Lee Speary, la protagonista de esta historia con su marido, Bill (foto publicada con permiso de su familia
Someone told me that intergenerationality was everywhere in my life. What began as a casual comment seems to be coming true.
I have a friend who lives in the United States with whom I share many issues. One of them is, of course, intergenerationality. When he told me the story of his mother-in-law, I found it very tender. Who decides how to live the grief of a loved one?
I asked him for permission to translate his mail and here I leave it to you:
"My wife’s mother passed away in 2017 at the age of 95. She had joked for many years that she would live to be 100, then get frozen and shot up into space. In the coming decades, medical technology would progress so that all diseases could be cured and people could live to a much older age. At that point, she would be brought back to earth and unfrozen, and then she would be able to live for a very long time. . . .
Well, that type of service is unfortunately not available today for her. But . . ..it turns out that there are now services that allow one’s ashes to be shot into space, and put into orbit. So . . . . after she died, her body was cremated. Her children (my wife, two brothers) paid a fee so that a small amount of her ashes could be shot into space. After waiting a year, the launch is finally scheduled for Nov. 19th. We will be traveling to Vandenburg Air Force Base in California, leaving Nov. 16th, to watch the launch on the 19th.

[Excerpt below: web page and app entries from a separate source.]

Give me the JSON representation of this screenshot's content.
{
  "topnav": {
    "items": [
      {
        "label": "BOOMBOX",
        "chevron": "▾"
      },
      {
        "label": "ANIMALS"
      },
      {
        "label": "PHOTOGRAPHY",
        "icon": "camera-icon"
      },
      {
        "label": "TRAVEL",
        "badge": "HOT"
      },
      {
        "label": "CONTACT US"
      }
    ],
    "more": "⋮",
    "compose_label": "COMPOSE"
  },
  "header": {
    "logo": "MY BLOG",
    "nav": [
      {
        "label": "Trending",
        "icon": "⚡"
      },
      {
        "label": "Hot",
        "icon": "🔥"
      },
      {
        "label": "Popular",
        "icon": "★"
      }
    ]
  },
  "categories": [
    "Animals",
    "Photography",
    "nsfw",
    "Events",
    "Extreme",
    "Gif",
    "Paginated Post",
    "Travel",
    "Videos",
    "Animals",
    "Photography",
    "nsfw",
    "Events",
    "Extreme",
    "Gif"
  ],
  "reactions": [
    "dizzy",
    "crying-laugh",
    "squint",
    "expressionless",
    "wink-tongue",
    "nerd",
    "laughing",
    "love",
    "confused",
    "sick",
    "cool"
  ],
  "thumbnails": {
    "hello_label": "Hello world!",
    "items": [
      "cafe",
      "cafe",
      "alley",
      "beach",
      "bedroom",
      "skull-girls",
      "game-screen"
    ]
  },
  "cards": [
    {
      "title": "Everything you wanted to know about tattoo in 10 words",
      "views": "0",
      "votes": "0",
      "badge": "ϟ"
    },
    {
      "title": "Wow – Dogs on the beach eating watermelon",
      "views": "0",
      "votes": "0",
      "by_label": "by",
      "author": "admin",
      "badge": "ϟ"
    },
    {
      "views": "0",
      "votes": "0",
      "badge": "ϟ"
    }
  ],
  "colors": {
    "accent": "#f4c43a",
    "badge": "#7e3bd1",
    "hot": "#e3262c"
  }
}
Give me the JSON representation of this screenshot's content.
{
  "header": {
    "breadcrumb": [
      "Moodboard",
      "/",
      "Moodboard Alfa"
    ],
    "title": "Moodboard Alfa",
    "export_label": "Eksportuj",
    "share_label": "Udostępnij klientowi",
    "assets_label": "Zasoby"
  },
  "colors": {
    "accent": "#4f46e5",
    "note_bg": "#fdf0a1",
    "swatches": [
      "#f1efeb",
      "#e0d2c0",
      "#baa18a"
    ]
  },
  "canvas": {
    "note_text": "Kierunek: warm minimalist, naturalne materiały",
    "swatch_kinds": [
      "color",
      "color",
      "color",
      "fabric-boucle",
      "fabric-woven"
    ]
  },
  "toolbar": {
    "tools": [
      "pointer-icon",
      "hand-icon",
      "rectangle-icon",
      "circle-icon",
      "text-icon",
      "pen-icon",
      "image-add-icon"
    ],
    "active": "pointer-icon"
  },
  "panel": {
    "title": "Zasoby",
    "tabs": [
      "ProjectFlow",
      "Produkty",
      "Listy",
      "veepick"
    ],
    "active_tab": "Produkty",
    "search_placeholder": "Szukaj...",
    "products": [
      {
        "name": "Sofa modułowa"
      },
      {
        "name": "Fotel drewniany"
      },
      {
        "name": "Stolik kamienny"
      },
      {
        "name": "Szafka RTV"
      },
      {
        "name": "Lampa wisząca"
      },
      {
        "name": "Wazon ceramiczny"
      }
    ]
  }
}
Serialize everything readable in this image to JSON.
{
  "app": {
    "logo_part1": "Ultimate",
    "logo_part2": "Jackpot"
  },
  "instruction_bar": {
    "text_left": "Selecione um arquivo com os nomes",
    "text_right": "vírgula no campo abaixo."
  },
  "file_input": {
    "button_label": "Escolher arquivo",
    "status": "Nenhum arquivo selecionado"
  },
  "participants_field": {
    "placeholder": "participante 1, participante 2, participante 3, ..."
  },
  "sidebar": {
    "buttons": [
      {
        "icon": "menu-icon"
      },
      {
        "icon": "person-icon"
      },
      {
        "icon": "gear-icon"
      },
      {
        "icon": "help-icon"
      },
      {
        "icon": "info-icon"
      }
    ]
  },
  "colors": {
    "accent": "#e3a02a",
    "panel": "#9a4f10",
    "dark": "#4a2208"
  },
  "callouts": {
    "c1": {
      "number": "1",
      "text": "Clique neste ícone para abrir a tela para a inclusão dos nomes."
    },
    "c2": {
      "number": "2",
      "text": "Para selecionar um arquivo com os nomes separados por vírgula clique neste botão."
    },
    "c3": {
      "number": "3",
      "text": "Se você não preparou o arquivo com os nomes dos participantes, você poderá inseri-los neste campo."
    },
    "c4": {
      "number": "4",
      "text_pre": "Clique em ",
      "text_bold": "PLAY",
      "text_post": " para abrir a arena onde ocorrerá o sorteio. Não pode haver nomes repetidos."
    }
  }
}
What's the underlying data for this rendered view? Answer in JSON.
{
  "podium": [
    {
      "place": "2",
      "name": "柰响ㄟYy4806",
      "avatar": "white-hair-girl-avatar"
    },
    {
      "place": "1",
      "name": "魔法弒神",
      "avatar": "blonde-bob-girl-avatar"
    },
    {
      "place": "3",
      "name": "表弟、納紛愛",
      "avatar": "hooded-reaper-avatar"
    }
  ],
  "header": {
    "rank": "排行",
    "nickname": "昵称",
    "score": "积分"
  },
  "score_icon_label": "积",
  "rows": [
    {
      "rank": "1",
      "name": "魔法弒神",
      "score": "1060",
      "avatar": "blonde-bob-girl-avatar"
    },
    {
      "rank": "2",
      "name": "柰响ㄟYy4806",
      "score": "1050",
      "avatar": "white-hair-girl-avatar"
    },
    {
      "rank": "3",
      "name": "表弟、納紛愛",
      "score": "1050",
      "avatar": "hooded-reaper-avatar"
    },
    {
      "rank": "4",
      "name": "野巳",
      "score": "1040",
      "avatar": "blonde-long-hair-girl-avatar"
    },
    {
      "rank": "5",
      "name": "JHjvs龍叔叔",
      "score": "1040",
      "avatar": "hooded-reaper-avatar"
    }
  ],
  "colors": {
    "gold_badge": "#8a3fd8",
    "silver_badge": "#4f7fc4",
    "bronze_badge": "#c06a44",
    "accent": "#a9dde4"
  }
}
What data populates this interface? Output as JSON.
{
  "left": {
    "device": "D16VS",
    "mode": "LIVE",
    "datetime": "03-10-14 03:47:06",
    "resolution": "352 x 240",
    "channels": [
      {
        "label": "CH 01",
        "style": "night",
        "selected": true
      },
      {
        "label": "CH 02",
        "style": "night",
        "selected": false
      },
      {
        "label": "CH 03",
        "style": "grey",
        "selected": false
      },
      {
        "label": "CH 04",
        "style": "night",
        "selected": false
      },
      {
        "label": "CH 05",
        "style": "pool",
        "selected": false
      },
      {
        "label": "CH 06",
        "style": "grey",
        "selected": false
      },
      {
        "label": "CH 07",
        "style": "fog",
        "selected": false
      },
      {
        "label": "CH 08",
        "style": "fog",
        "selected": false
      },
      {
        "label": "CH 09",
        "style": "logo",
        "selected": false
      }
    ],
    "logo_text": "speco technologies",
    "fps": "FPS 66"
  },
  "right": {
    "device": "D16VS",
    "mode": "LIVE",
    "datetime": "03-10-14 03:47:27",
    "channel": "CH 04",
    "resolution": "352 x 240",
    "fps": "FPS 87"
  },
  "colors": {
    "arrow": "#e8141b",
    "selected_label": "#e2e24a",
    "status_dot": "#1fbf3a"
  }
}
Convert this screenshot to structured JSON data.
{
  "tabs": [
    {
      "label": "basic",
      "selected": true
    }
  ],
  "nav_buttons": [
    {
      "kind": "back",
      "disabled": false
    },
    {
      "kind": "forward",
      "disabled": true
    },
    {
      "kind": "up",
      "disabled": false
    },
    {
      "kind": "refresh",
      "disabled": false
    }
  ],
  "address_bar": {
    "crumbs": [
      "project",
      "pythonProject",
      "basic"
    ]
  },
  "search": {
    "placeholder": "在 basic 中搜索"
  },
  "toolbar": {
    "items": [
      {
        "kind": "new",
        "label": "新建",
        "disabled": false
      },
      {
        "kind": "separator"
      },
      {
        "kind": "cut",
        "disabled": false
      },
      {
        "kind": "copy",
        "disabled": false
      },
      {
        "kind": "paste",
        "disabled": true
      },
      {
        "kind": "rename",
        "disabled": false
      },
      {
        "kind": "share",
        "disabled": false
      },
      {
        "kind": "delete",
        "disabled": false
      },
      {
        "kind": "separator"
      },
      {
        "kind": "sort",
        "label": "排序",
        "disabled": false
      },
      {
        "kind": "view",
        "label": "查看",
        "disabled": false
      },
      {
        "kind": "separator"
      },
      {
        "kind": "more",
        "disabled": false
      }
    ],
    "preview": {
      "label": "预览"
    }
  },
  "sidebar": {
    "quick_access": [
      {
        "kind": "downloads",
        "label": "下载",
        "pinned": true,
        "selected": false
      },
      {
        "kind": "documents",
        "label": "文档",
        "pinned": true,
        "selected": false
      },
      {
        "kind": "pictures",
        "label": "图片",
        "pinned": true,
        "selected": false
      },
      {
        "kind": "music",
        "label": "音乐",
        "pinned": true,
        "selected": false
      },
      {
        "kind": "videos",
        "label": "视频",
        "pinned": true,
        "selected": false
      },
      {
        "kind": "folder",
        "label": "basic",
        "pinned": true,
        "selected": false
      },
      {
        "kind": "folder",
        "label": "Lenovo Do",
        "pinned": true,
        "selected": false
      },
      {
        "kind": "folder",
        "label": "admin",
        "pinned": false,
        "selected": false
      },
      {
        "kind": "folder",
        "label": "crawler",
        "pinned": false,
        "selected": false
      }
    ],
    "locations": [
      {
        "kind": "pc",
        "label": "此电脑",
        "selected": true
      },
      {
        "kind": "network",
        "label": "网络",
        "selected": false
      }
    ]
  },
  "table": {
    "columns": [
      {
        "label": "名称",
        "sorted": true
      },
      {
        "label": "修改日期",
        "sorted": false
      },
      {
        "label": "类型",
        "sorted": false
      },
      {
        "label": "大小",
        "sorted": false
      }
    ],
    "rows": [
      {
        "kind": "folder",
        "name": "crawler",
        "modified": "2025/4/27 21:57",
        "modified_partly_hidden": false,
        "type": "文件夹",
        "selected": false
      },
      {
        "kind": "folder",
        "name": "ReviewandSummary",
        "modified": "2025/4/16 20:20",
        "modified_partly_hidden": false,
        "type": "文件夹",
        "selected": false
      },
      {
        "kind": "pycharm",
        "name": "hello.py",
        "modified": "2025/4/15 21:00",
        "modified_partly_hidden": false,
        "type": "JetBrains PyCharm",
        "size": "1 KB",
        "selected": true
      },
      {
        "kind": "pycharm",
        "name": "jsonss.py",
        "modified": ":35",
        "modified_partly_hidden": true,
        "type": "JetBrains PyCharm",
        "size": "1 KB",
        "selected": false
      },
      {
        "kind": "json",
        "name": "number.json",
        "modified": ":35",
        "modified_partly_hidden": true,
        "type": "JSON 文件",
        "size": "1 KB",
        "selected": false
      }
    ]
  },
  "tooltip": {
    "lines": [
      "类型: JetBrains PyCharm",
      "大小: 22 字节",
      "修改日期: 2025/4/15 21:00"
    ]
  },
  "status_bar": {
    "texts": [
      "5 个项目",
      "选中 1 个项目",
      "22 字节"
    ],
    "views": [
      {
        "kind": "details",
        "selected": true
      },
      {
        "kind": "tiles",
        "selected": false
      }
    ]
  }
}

The satellite will be in orbit for some years, and we will be have an app on our phone so that we can track the satellite as it orbits. Over time, the satellite’s orbit will bring it closer to the earth and eventually the satellite will drop through the atmosphere at high speed and light up like a shooting star. This will be a spectacular end for a great lady!!